## TASK DETAILS
Each line of the material that includes the string "this" counts once; report the total and nothing further.

** Opening MATERIALS PROVIDED block **

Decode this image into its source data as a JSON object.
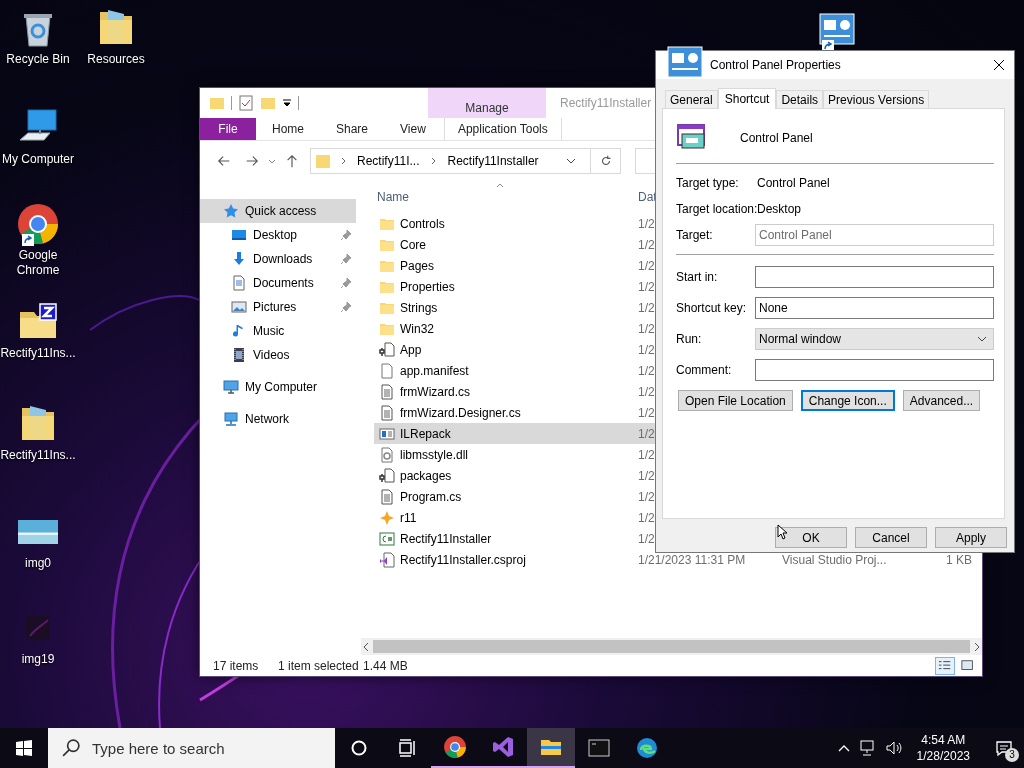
{
  "desktop": {
    "icons": [
      {
        "label": "Recycle Bin",
        "kind": "recycle-bin",
        "shortcut": false
      },
      {
        "label": "Resources",
        "kind": "doc-folder",
        "shortcut": false
      },
      {
        "label": "My Computer",
        "kind": "computer",
        "shortcut": false
      },
      {
        "label": "Google Chrome",
        "kind": "chrome",
        "shortcut": true
      },
      {
        "label": "Rectify11Ins...",
        "kind": "zip-folder",
        "shortcut": false
      },
      {
        "label": "Rectify11Ins...",
        "kind": "doc-folder",
        "shortcut": false
      },
      {
        "label": "img0",
        "kind": "image",
        "shortcut": false
      },
      {
        "label": "img19",
        "kind": "dark-image",
        "shortcut": false
      },
      {
        "kind": "control-panel",
        "shortcut": true
      }
    ]
  },
  "explorer": {
    "context_group": "Manage",
    "title": "Rectify11Installer",
    "ribbon_tabs": [
      {
        "label": "File",
        "kind": "file"
      },
      {
        "label": "Home",
        "kind": "plain"
      },
      {
        "label": "Share",
        "kind": "plain"
      },
      {
        "label": "View",
        "kind": "plain"
      },
      {
        "label": "Application Tools",
        "kind": "context"
      }
    ],
    "address": [
      "Rectify11I...",
      "Rectify11Installer"
    ],
    "navigation": [
      {
        "label": "Quick access",
        "kind": "star",
        "selected": true,
        "children": [
          {
            "label": "Desktop",
            "kind": "desktop",
            "pinned": true,
            "selected": false
          },
          {
            "label": "Downloads",
            "kind": "download",
            "pinned": true,
            "selected": false
          },
          {
            "label": "Documents",
            "kind": "document",
            "pinned": true,
            "selected": false
          },
          {
            "label": "Pictures",
            "kind": "picture",
            "pinned": true,
            "selected": false
          },
          {
            "label": "Music",
            "kind": "music",
            "pinned": false,
            "selected": false
          },
          {
            "label": "Videos",
            "kind": "video",
            "pinned": false,
            "selected": false
          }
        ]
      },
      {
        "label": "My Computer",
        "kind": "computer",
        "selected": false
      },
      {
        "label": "Network",
        "kind": "network",
        "selected": false
      }
    ],
    "columns": [
      {
        "label": "Name",
        "sorted": true
      },
      {
        "label": "Dat",
        "sorted": false
      }
    ],
    "files": [
      {
        "name": "Controls",
        "kind": "folder",
        "date": "1/2",
        "selected": false
      },
      {
        "name": "Core",
        "kind": "folder",
        "date": "1/2",
        "selected": false
      },
      {
        "name": "Pages",
        "kind": "folder",
        "date": "1/2",
        "selected": false
      },
      {
        "name": "Properties",
        "kind": "folder",
        "date": "1/2",
        "selected": false
      },
      {
        "name": "Strings",
        "kind": "folder",
        "date": "1/2",
        "selected": false
      },
      {
        "name": "Win32",
        "kind": "folder",
        "date": "1/2",
        "selected": false
      },
      {
        "name": "App",
        "kind": "resource",
        "date": "1/2",
        "selected": false
      },
      {
        "name": "app.manifest",
        "kind": "blank",
        "date": "1/2",
        "selected": false
      },
      {
        "name": "frmWizard.cs",
        "kind": "text",
        "date": "1/2",
        "selected": false
      },
      {
        "name": "frmWizard.Designer.cs",
        "kind": "text",
        "date": "1/2",
        "selected": false
      },
      {
        "name": "ILRepack",
        "kind": "window",
        "date": "1/2",
        "selected": true
      },
      {
        "name": "libmsstyle.dll",
        "kind": "gear",
        "date": "1/2",
        "selected": false
      },
      {
        "name": "packages",
        "kind": "resource",
        "date": "1/2",
        "selected": false
      },
      {
        "name": "Program.cs",
        "kind": "text",
        "date": "1/2",
        "selected": false
      },
      {
        "name": "r11",
        "kind": "sparkle",
        "date": "1/2",
        "selected": false
      },
      {
        "name": "Rectify11Installer",
        "kind": "csharp",
        "date": "1/2",
        "selected": false
      },
      {
        "name": "Rectify11Installer.csproj",
        "kind": "vs",
        "date": "1/21/2023 11:31 PM",
        "type": "Visual Studio Proj...",
        "size": "1 KB",
        "selected": false
      }
    ],
    "status": {
      "count": "17 items",
      "selection": "1 item selected",
      "size": "1.44 MB"
    },
    "view_buttons": [
      {
        "kind": "details",
        "selected": true
      },
      {
        "kind": "large-icons",
        "selected": false
      }
    ]
  },
  "properties_dialog": {
    "title": "Control Panel Properties",
    "tabs": [
      {
        "label": "General",
        "selected": false
      },
      {
        "label": "Shortcut",
        "selected": true
      },
      {
        "label": "Details",
        "selected": false
      },
      {
        "label": "Previous Versions",
        "selected": false
      }
    ],
    "item_name": "Control Panel",
    "sections": [
      [
        {
          "label": "Target type:",
          "kind": "text",
          "value": "Control Panel"
        },
        {
          "label": "Target location:",
          "kind": "text",
          "value": "Desktop"
        },
        {
          "label": "Target:",
          "kind": "field",
          "value": "Control Panel",
          "disabled": true
        }
      ],
      [
        {
          "label": "Start in:",
          "kind": "field",
          "disabled": false
        },
        {
          "label": "Shortcut key:",
          "kind": "field",
          "value": "None",
          "disabled": false
        },
        {
          "label": "Run:",
          "kind": "select",
          "value": "Normal window"
        },
        {
          "label": "Comment:",
          "kind": "field",
          "disabled": false
        }
      ]
    ],
    "actions": [
      {
        "label": "Open File Location",
        "focused": false
      },
      {
        "label": "Change Icon...",
        "focused": true
      },
      {
        "label": "Advanced...",
        "focused": false
      }
    ],
    "buttons": [
      {
        "label": "OK"
      },
      {
        "label": "Cancel"
      },
      {
        "label": "Apply"
      }
    ]
  },
  "taskbar": {
    "search_placeholder": "Type here to search",
    "apps": [
      {
        "kind": "chrome",
        "running": true,
        "active": false
      },
      {
        "kind": "visual-studio",
        "running": true,
        "active": false
      },
      {
        "kind": "file-explorer",
        "running": true,
        "active": true
      },
      {
        "kind": "terminal",
        "running": false,
        "active": false
      },
      {
        "kind": "edge",
        "running": false,
        "active": false
      }
    ],
    "time": "4:54 AM",
    "date": "1/28/2023",
    "notifications": "3"
  }
}
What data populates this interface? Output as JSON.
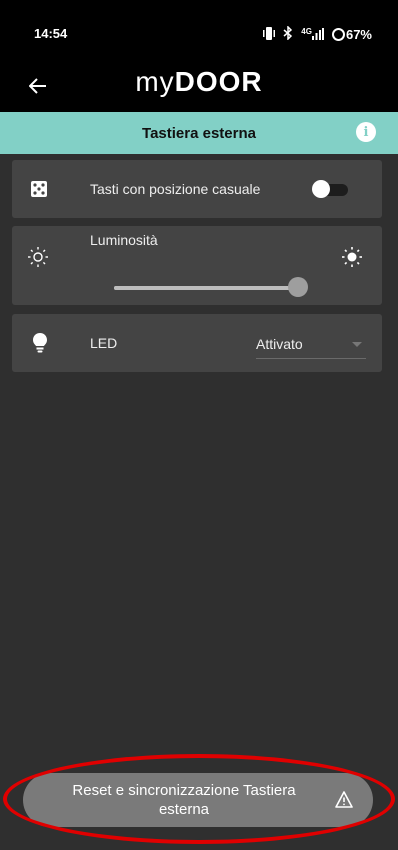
{
  "status_bar": {
    "time": "14:54",
    "signal": "4G",
    "battery": "67%"
  },
  "app": {
    "logo_my": "my",
    "logo_door": "DOOR"
  },
  "page": {
    "title": "Tastiera esterna",
    "info_glyph": "i"
  },
  "settings": {
    "random_keys": {
      "label": "Tasti con posizione casuale",
      "enabled": false,
      "icon": "dice-icon"
    },
    "brightness": {
      "label": "Luminosità",
      "value_fraction": 0.97,
      "icon_low": "sun-low-icon",
      "icon_high": "sun-high-icon"
    },
    "led": {
      "label": "LED",
      "selected": "Attivato",
      "icon": "bulb-icon"
    }
  },
  "actions": {
    "reset_label": "Reset e sincronizzazione Tastiera esterna",
    "warn_icon": "warning-icon"
  },
  "colors": {
    "accent": "#82d0c6",
    "background": "#2f2f2f",
    "card": "#444444",
    "highlight": "#e00000"
  }
}
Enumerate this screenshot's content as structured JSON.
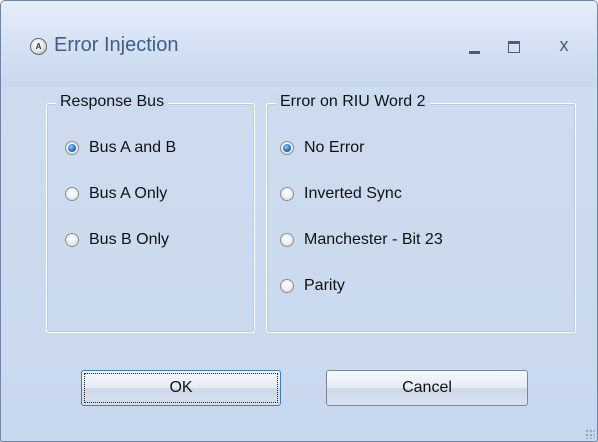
{
  "window": {
    "title": "Error Injection",
    "icon": "app-icon",
    "controls": {
      "minimize": "minimize-icon",
      "maximize": "maximize-icon",
      "close": "x"
    }
  },
  "response_bus": {
    "legend": "Response Bus",
    "options": [
      {
        "label": "Bus A and B",
        "checked": true
      },
      {
        "label": "Bus A Only",
        "checked": false
      },
      {
        "label": "Bus B Only",
        "checked": false
      }
    ]
  },
  "error_group": {
    "legend": "Error on RIU Word 2",
    "options": [
      {
        "label": "No Error",
        "checked": true
      },
      {
        "label": "Inverted Sync",
        "checked": false
      },
      {
        "label": "Manchester - Bit 23",
        "checked": false
      },
      {
        "label": "Parity",
        "checked": false
      }
    ]
  },
  "buttons": {
    "ok": "OK",
    "cancel": "Cancel"
  },
  "colors": {
    "title_text": "#3f5f8a",
    "window_bg": "#c8d8ee",
    "radio_selected": "#1f74c8"
  }
}
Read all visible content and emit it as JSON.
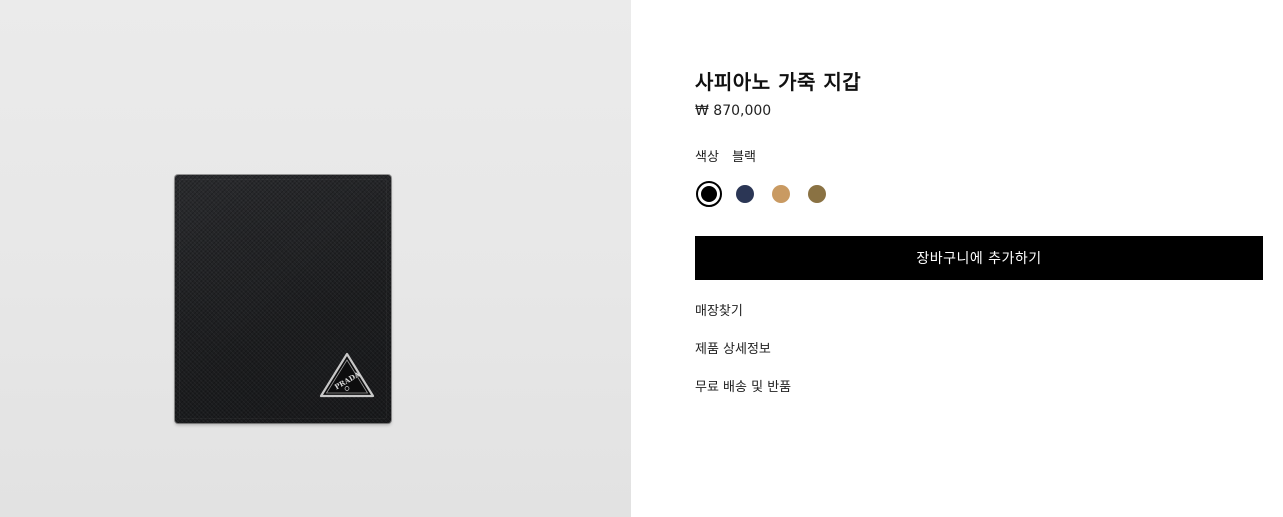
{
  "product": {
    "title": "사피아노 가죽 지갑",
    "price": "₩ 870,000",
    "color_label": "색상",
    "color_value": "블랙",
    "swatches": [
      {
        "name": "블랙",
        "hex": "#000000",
        "selected": true
      },
      {
        "name": "navy",
        "hex": "#2b3655",
        "selected": false
      },
      {
        "name": "tan",
        "hex": "#c99a62",
        "selected": false
      },
      {
        "name": "olive-brown",
        "hex": "#8a7243",
        "selected": false
      }
    ],
    "image": {
      "logo_text": "PRADA",
      "wallet_color": "#1f2022",
      "background_color": "#e8e8e8"
    }
  },
  "actions": {
    "add_to_cart_label": "장바구니에 추가하기",
    "find_store_label": "매장찾기",
    "product_details_label": "제품 상세정보",
    "shipping_returns_label": "무료 배송 및 반품"
  }
}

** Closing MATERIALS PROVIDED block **

## OUTPUT OF THE EXERCISE
3